Life and Death: Twilight Reimagined (Page 118)
“Oh, is that all?” Jessamine muttered behind me. I’d forgotten she was listening.
“As predators,” Archie began, “we have a glut of weapons in our physical arsenal—much, much more than we need for hunting easy prey like humans. Strength, speed, acute senses, not to mention those of us like Edythe, Jessamine, and me who have extra senses as well. And then, like a carnivorous flower, we are physically attractive to our prey.”
I was seeing it all in my head again—how Edythe had illustrated the same concept for me in the meadow.
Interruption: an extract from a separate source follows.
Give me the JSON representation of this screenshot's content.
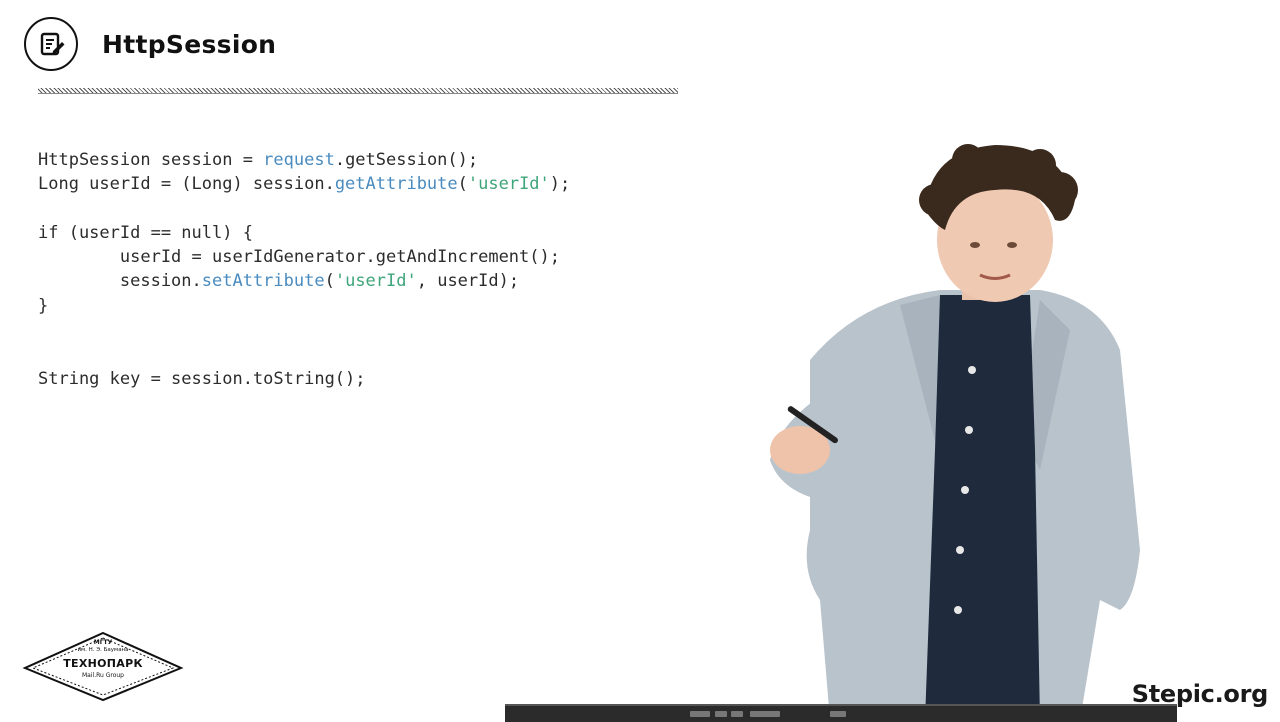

He smiled wide—his teeth glistened. “We have one more, fairly superfluous weapon. We’re also venomous. The venom doesn’t kill—it’s merely incapacitating. It works slowly, spreading through the bloodstream, so that, once bitten, our prey is in too much physical pain to escape us. Mostly superfluous, as I said. If we’re that close, our prey doesn’t escape. Of course, unless we want it to.”
“Carine,” I said quietly. The holes in the story Edythe had told me were filling themselves in. “So… if the venom is left to spread…?”
“It takes a few days for the transformation to be complete, depending on how much venom is in the bloodstream, how close the venom enters to the heart—Carine’s creator bit her on the hand on purpose to make it worse. As long as the heart keeps beating, the poison spreads, healing, changing the body as it moves through it. Eventually the heart stops, and the conversion is finished. But all that time, every minute of it, a victim would be wishing for death—screaming for it.”
“It’s not pleasant, no.”
“Edythe said it was very hard to do… but that sounds simple enough.”
“We’re also like sharks in a way. Once we taste blood, or even smell it for that matter, it becomes very hard to keep from feeding. Impossible, even. So you see, to actually bite someone, to taste the blood, it would begin the frenzy. It’s difficult on both sides—the bloodlust on the one hand, the awful pain on the other.”
“It sounds like something you would remember,” I said.
“For everyone else, the pain of transformation is the sharpest memory they have of their human life. I don’t know why I’m different.”
Archie stared past me, motionless. I wondered what it would be like, not to know who you were. To look in the mirror and not recognize the person looking back.
It was hard for me to believe that Archie could have been a criminal, though; there was something intrinsically good about his face. Royal was the showy one, the one the girls at school stared at, but there was something better than perfection about Archie’s face. It was totally pure.
“There are positives to being different,” Archie said suddenly. “I don’t remember anyone I left behind. I got to skip that pain, too.” He looked at me, and his eyes narrowed a little bit. “Carine, Edythe, and Earnest all lost everyone who mattered to them before they left being human behind. So there was grief, but not regret. It was different for the others. The phys-ical pain is a quick thing, comparatively, Beau. There are slower ways to suffer.…”
“Royal had parents who loved him and depended on him—two little sisters he adored. He could never see them again after he was changed. And then he outlived them all. That kind of pain is very, very slow.”
I wondered if he was trying to make me feel bad for Royal—to cut the guy some slack even if he hated me. Well… it was working.
He shook his head, like he knew I wasn’t getting it.
“That’s part of the process, Beau. I haven’t experienced it. I can’t tell you what it feels like. But it’s a part of the process.”
And then I understood what he was telling me.
He was perfectly still again. I put my arm behind my head and stared up at the ceiling.
If… if ever, someday, Edythe wanted me that way… what would that mean for Mom? What would that mean for Charlie?
There were so many things to think about. Things I didn’t even know I didn’t know to think about.
But some things seemed obvious. For whatever reason, Edythe didn’t want me thinking about any of this. Why? It hurt my stomach when I tried to come up with an answer to that question.
Then Archie sprang to his feet.
I looked up at him, startled by the sudden movement, then alarmed again when I saw his face.
It was totally blank—empty, his mouth half open.
Then Jessamine was there, gently pushing him back into the chair.
“What do you see?” she asked in a low, soothing voice.
“Something’s changed,” Archie said, even more quietly.
I leaned closer.
“What is it?”
“A room. It’s long—there are mirrors everywhere. The floor is wood. The tracker is in the room, and she’s waiting. There’s a gold stripe across the mirrors.”
“Where is the room?”
“I don’t know. Something is missing—another decision hasn’t been made yet.”
“How much time?”
“It’s soon. She’ll be in the mirror room today, or maybe tomorrow. It all depends. She’s waiting for something.” His face went blank again. “And she’s in the dark now.”
Jessamine’s voice was calm, methodical. “What is she doing?”
“She’s watching TV… no, she’s running a VCR, in the dark, in another place.”
“Can you see where she is?”